Ask people for a book about intergenerational friendship, and they will shout the title of this beloved book at you, or else the title of his novel My Grandmother Asked Me to Tell You She’s Sorry. Backman regularly gifts us with stories of people of all ages putting in effort to be truly present with one another. I especially found the story of stubborn Ove and strong-hearted Parvaneh to be a call to love. It made me feel empathy for a person in my life I didn’t realize I’d been holding it from.
The Lost Book of Adana Moreau by Michael Zapata
In this deftly conjured novel of bubble universes and dopplegängers, people are united by a beloved lost manuscript in post-Katrina New Orleans. I felt deeply for Saul, who we see at the start mourning his grandfather Benjamin’s death. While trying to piece together an understanding of his grandfather, Saul discovers his own best friend, Javier, had a deep relationship with him of his own. When his grandfather met Javier for the first time, he called Javier a “luftmensch,” a Yiddish word for someone who lives in “a cloud of possibility.” Saul is jealous of that but comes to understand that his friend and grandfather were drawn together because they were people insistent on hearing and saving people’s complicated stories.
Author Michael Zapata shared with me that he wrote this novel for a dear friend of his, Matt Davis, who passed away in 2003. Matt was a seminal figure in the Afro-Punk movement and the first person Michael ever knew to be a true artist. He was also the only reader Michael ever had in mind for this novel, and hearing that made the friendships on the page feel all the more poignant.
The Story of Arthur Truluv by Elizabeth Berg
Maddie is an isolated, bullied teenager yearning to break away from her father’s dark cloud, a girl whose “hope has gotten tired.” Arthur is a recent widow who visits the graveyard every day at lunchtime and insists on seeing the best in people, even inventing detailed, compassionate stories for the people buried near his wife’s grave. When Maddie and Arthur come together, the novel becomes a story about loving people well in life and also after death. It’s a meditation on the mysteriousness of how one becomes an outsider and the beauty of found families.

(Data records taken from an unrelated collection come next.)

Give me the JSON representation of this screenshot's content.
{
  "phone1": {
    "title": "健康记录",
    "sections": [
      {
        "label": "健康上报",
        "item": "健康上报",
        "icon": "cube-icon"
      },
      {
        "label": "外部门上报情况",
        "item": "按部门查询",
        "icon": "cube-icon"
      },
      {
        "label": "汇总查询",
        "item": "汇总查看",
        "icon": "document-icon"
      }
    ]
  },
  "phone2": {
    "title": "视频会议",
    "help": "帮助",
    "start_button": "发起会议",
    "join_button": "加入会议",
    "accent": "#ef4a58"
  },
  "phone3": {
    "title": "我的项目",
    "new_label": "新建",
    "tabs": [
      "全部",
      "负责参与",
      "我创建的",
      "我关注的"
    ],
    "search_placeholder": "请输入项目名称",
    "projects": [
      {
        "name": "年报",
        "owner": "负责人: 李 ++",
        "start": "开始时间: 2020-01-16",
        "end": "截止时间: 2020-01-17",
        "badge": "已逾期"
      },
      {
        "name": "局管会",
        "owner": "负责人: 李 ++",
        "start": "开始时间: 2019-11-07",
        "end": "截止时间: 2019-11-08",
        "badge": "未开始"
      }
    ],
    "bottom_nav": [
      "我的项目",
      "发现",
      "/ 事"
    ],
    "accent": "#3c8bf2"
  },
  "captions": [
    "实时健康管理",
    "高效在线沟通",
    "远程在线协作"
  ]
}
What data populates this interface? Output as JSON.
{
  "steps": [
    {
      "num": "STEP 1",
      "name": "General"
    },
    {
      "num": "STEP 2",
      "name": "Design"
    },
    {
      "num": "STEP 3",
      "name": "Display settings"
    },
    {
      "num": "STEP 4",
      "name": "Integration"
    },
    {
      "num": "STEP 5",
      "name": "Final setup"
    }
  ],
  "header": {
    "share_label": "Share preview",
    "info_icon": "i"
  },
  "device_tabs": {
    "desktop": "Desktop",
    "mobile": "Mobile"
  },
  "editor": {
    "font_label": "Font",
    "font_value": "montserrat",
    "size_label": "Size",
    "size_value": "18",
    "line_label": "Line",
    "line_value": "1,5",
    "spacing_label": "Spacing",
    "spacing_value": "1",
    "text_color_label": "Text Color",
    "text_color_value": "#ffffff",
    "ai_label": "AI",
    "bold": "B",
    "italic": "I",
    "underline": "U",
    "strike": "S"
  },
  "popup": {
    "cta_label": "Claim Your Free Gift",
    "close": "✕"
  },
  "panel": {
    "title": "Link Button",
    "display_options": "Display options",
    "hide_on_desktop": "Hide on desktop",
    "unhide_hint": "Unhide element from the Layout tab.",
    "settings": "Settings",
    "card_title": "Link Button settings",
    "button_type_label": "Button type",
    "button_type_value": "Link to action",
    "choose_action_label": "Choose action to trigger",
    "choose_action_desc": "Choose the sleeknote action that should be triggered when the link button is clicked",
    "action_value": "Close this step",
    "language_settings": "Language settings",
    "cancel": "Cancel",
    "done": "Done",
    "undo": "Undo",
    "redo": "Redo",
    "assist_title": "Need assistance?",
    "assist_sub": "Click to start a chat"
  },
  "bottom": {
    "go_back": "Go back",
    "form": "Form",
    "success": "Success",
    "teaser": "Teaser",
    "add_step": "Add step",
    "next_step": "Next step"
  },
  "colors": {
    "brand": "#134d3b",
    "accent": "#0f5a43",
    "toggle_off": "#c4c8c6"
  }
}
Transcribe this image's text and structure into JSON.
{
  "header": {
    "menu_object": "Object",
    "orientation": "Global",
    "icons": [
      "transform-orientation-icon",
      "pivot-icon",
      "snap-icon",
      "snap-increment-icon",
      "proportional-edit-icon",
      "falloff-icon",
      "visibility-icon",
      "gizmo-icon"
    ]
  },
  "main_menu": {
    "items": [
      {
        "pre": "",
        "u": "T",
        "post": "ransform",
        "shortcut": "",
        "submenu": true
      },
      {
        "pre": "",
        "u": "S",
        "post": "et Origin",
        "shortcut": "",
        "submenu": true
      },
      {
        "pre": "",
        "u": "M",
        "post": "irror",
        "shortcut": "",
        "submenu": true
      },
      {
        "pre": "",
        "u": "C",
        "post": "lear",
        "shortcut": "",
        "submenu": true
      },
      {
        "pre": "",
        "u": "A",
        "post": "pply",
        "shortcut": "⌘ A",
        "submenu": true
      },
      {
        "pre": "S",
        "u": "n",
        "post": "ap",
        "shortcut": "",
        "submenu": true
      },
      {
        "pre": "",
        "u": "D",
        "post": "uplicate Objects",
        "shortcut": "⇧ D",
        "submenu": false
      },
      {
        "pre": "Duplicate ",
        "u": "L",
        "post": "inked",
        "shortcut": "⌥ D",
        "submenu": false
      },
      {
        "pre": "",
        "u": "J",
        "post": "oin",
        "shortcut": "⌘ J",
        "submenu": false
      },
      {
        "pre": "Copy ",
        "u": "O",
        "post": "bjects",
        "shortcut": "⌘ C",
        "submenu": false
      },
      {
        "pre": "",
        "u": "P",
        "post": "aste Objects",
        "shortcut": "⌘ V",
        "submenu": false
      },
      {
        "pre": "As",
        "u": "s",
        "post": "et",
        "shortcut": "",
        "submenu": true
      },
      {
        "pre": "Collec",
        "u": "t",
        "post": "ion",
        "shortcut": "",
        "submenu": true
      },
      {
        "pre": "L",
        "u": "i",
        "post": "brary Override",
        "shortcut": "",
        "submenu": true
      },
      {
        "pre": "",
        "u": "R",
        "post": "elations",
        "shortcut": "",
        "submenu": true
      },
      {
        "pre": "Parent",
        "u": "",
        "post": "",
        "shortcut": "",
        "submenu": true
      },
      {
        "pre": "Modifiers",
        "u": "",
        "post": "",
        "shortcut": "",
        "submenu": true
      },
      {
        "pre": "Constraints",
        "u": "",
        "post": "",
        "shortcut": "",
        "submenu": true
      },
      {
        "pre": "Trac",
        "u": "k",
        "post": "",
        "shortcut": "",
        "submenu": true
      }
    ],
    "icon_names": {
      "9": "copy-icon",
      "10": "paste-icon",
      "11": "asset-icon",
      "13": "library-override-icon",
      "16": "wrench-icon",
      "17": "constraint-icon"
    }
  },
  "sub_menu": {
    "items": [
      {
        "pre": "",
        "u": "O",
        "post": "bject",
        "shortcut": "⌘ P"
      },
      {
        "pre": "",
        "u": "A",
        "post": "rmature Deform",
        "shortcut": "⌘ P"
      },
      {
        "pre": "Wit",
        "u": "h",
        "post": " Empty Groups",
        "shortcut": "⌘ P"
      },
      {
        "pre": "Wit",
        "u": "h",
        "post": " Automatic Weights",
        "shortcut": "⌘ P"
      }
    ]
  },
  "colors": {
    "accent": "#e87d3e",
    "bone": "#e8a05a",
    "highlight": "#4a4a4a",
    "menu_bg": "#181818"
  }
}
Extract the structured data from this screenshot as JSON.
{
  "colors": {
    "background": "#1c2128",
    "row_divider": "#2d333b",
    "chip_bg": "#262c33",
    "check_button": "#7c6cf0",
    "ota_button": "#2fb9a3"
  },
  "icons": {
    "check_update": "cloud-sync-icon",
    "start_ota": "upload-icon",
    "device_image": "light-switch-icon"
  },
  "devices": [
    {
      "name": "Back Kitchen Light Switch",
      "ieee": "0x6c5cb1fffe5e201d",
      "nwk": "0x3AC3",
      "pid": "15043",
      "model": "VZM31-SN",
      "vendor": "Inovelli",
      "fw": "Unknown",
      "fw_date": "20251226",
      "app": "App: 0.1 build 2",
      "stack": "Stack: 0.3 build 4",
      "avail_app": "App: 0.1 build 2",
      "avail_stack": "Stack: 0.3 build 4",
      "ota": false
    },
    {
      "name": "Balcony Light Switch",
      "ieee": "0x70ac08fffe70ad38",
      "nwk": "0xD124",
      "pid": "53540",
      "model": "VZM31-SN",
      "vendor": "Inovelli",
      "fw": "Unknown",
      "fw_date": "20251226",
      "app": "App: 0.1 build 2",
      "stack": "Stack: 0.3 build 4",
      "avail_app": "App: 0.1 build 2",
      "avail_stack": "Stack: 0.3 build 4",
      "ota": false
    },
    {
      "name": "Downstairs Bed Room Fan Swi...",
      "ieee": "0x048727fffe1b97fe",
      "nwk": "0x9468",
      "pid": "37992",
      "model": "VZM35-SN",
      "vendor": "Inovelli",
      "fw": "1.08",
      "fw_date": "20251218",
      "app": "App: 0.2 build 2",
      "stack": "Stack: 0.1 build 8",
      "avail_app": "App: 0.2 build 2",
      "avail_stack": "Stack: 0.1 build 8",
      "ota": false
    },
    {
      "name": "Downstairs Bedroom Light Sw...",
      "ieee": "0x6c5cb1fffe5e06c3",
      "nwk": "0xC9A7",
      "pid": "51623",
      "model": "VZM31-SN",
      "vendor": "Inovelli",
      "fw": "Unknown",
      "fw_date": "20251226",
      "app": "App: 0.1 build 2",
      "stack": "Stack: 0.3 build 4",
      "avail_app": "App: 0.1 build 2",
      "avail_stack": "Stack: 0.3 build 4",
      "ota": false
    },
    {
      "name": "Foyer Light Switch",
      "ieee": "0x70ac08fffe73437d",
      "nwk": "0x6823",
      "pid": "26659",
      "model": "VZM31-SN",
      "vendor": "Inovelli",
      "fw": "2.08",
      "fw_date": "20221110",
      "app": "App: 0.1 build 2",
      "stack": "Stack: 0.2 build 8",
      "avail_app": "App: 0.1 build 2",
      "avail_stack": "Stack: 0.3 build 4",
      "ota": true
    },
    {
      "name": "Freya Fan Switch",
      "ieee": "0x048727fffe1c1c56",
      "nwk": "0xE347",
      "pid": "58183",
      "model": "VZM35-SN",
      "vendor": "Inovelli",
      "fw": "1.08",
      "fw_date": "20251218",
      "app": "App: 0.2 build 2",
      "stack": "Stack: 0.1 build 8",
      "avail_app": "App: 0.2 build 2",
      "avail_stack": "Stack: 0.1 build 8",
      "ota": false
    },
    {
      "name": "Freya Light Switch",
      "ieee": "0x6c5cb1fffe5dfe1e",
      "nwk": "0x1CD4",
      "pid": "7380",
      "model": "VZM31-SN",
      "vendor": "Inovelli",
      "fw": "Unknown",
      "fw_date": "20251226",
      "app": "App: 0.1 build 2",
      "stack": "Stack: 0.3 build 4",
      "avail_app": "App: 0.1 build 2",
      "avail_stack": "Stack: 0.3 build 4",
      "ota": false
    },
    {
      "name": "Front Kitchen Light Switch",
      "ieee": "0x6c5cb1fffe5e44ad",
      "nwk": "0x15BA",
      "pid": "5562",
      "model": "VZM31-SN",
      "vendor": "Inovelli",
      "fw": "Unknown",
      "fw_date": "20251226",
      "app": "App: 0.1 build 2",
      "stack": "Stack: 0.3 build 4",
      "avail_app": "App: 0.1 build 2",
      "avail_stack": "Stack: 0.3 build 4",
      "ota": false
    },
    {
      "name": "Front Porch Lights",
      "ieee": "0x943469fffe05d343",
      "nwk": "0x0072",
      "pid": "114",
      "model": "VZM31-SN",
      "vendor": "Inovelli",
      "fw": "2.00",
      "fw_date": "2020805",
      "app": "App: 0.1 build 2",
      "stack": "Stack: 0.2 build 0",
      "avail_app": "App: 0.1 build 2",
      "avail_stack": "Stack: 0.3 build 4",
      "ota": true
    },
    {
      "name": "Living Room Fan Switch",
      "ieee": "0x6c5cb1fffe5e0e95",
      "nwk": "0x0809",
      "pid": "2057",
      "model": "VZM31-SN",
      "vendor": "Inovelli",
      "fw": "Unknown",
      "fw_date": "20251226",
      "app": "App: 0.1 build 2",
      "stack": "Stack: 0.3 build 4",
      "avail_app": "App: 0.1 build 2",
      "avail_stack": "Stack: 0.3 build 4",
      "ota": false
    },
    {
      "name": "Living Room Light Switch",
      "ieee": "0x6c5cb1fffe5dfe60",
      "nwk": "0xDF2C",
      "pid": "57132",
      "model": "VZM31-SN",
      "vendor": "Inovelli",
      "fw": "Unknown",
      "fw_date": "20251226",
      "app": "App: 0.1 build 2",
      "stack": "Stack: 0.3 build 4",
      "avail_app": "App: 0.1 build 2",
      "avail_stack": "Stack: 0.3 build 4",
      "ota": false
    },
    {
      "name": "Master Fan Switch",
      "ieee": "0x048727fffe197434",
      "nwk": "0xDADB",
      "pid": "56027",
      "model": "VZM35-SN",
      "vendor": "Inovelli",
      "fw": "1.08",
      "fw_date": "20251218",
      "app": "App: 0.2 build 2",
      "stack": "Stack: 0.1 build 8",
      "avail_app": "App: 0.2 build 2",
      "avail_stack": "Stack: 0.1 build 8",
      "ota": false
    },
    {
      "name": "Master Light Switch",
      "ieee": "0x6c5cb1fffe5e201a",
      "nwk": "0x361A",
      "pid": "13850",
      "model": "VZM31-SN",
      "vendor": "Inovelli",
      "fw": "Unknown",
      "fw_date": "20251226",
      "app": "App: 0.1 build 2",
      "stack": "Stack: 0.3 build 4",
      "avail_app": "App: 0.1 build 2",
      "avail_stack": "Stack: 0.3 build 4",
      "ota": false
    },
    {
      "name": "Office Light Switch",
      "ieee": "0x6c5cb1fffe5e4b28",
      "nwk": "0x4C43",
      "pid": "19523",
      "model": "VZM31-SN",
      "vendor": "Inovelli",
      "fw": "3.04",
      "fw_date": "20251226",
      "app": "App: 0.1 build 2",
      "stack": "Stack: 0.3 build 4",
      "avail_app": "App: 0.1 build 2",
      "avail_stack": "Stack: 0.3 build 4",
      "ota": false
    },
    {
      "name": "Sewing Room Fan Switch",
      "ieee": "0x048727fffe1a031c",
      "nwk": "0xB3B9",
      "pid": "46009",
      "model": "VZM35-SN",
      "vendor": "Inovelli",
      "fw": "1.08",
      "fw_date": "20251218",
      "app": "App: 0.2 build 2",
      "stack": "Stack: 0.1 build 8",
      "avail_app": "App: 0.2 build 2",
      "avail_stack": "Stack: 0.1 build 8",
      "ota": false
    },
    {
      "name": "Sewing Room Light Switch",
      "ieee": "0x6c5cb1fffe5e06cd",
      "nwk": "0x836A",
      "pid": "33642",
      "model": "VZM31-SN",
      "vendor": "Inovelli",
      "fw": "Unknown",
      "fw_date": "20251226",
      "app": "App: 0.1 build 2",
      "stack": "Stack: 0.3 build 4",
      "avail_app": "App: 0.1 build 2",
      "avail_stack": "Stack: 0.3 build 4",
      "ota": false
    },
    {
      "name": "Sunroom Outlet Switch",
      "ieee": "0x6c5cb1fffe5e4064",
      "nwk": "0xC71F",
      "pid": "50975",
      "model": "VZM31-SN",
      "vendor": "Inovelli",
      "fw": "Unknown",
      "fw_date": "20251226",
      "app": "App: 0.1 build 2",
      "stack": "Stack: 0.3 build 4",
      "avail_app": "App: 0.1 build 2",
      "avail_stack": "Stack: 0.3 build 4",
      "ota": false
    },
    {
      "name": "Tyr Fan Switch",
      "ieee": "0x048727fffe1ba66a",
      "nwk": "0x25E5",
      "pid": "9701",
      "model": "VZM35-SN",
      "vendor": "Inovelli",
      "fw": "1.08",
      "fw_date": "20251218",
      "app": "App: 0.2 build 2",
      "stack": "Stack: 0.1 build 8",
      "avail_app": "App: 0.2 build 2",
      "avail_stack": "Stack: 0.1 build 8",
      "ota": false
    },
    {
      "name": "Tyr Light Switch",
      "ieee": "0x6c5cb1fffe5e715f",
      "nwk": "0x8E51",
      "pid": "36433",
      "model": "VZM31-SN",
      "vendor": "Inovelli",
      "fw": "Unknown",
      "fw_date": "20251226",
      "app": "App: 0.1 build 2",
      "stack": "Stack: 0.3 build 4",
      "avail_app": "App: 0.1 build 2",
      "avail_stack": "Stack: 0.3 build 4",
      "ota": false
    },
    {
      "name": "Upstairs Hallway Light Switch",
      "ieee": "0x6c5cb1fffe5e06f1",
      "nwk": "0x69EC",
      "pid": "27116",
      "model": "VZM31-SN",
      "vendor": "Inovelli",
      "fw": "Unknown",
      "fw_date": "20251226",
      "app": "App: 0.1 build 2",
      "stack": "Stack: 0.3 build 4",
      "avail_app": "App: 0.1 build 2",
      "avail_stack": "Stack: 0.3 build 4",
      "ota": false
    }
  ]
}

Augustown by Kei Miller
In a poor Jamaican town, an out-of-control teacher, believing himself disrespected, cuts off a young child’s dreadlocks in front of the class. Back in town, Ma Taffy, the child’s great aunt, can feel that something terrible has happened, and soon the whole town is electric with demanding justice. Miller’s poetic language and assured structure allow us to float back and forth in time and connects us with the stories of this Rastafarian community over generations. Long after I finished the book, I found myself thinking about the friendship that develops between Miss G and Mrs. G. They are two very different women who believed in each other but never had the chance to share their most meaningful connections aloud.
All the Broken People by Leah Konen
No book list about friendship is complete without the story of one that goes terribly wrong. In this thriller, Lucy flees her old life in Brooklyn for the small town of Woodstock to put distance between herself and her abusive partner. Like my character of Lauren in The All-Night Sun, Lucy has long been grieving the deaths of her parents alone, and when a kindly older couple, artist John and his wife Vera, befriend her, her fast devotion makes her far too willing to look past the cloud of suspicion that follows them.